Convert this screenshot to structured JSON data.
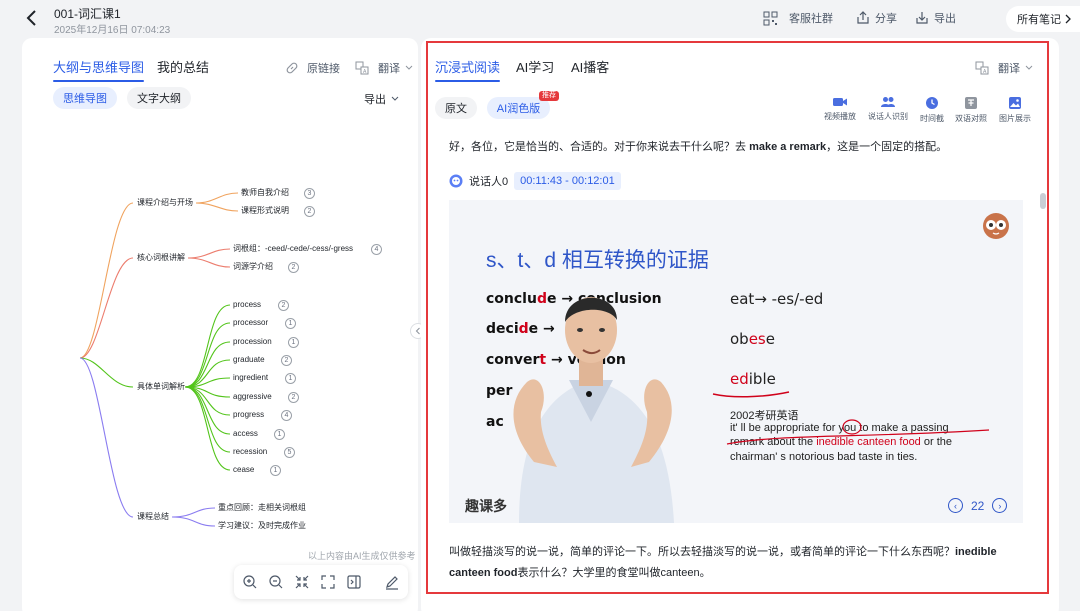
{
  "header": {
    "title": "001-词汇课1",
    "date": "2025年12月16日 07:04:23",
    "buttons": {
      "community": "客服社群",
      "share": "分享",
      "export": "导出",
      "all_notes": "所有笔记"
    }
  },
  "left": {
    "tabs": [
      "大纲与思维导图",
      "我的总结"
    ],
    "original_link": "原链接",
    "translate": "翻译",
    "view_pills": [
      "思维导图",
      "文字大纲"
    ],
    "export": "导出",
    "disclaimer": "以上内容由AI生成仅供参考",
    "mindmap": {
      "branches": [
        {
          "label": "课程介绍与开场",
          "children": [
            {
              "label": "教师自我介绍",
              "count": "3"
            },
            {
              "label": "课程形式说明",
              "count": "2"
            }
          ]
        },
        {
          "label": "核心词根讲解",
          "children": [
            {
              "label": "词根组：-ceed/-cede/-cess/-gress",
              "count": "4"
            },
            {
              "label": "词源学介绍",
              "count": "2"
            }
          ]
        },
        {
          "label": "具体单词解析",
          "children": [
            {
              "label": "process",
              "count": "2"
            },
            {
              "label": "processor",
              "count": "1"
            },
            {
              "label": "procession",
              "count": "1"
            },
            {
              "label": "graduate",
              "count": "2"
            },
            {
              "label": "ingredient",
              "count": "1"
            },
            {
              "label": "aggressive",
              "count": "2"
            },
            {
              "label": "progress",
              "count": "4"
            },
            {
              "label": "access",
              "count": "1"
            },
            {
              "label": "recession",
              "count": "5"
            },
            {
              "label": "cease",
              "count": "1"
            }
          ]
        },
        {
          "label": "课程总结",
          "children": [
            {
              "label": "重点回顾：走相关词根组",
              "count": ""
            },
            {
              "label": "学习建议：及时完成作业",
              "count": ""
            }
          ]
        }
      ],
      "colors": {
        "b1": "#f0a35e",
        "b2": "#ec7d6e",
        "b3": "#52c41a",
        "b4": "#8a7cf0"
      }
    }
  },
  "right": {
    "tabs": [
      "沉浸式阅读",
      "AI学习",
      "AI播客"
    ],
    "translate": "翻译",
    "version_pills": [
      "原文",
      "AI润色版"
    ],
    "recommend_tag": "推荐",
    "tools": [
      "视频播放",
      "说话人识别",
      "时间截",
      "双语对照",
      "图片展示"
    ],
    "para1": {
      "a": "好，各位，它是恰当的、合适的。对于你来说去干什么呢？去 ",
      "b": "make a remark",
      "c": "，这是一个固定的搭配。"
    },
    "speaker": "说话人0",
    "timestamp": "00:11:43 - 00:12:01",
    "para2": {
      "a": "叫做轻描淡写的说一说，简单的评论一下。所以去轻描淡写的说一说，或者简单的评论一下什么东西呢？",
      "b": "inedible canteen food",
      "c": "表示什么？大学里的食堂叫做canteen。"
    },
    "video": {
      "heading": "s、t、d 相互转换的证据",
      "left_words": [
        {
          "pre": "conclu",
          "red": "d",
          "post": "e → conclusion"
        },
        {
          "pre": "deci",
          "red": "d",
          "post": "e →"
        },
        {
          "pre": "conver",
          "red": "t",
          "post": " →   version"
        },
        {
          "pre": "per",
          "red": "",
          "post": ""
        },
        {
          "pre": "ac",
          "red": "",
          "post": ""
        }
      ],
      "right_words": [
        {
          "pre": "eat",
          "red": "",
          "post": "→ -es/-ed"
        },
        {
          "pre": "ob",
          "red": "es",
          "post": "e"
        },
        {
          "pre": "",
          "red": "ed",
          "post": "ible"
        }
      ],
      "exam_title": "2002考研英语",
      "sentence_1": "it' ll be appropriate for you to make a passing",
      "sentence_2a": "remark about the ",
      "sentence_2b": "inedible canteen food",
      "sentence_2c": " or the",
      "sentence_3": "chairman' s notorious bad taste in ties.",
      "page": "22",
      "logo": "趣课多"
    }
  }
}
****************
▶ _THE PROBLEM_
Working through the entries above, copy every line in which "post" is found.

▶ _RESPONSE FOR THIS EXERCISE_
          "post": "e → conclusion"
          "post": "e →"
          "post": " →   version"
          "post": ""
          "post": ""
          "post": "→ -es/-ed"
          "post": "e"
          "post": "ible"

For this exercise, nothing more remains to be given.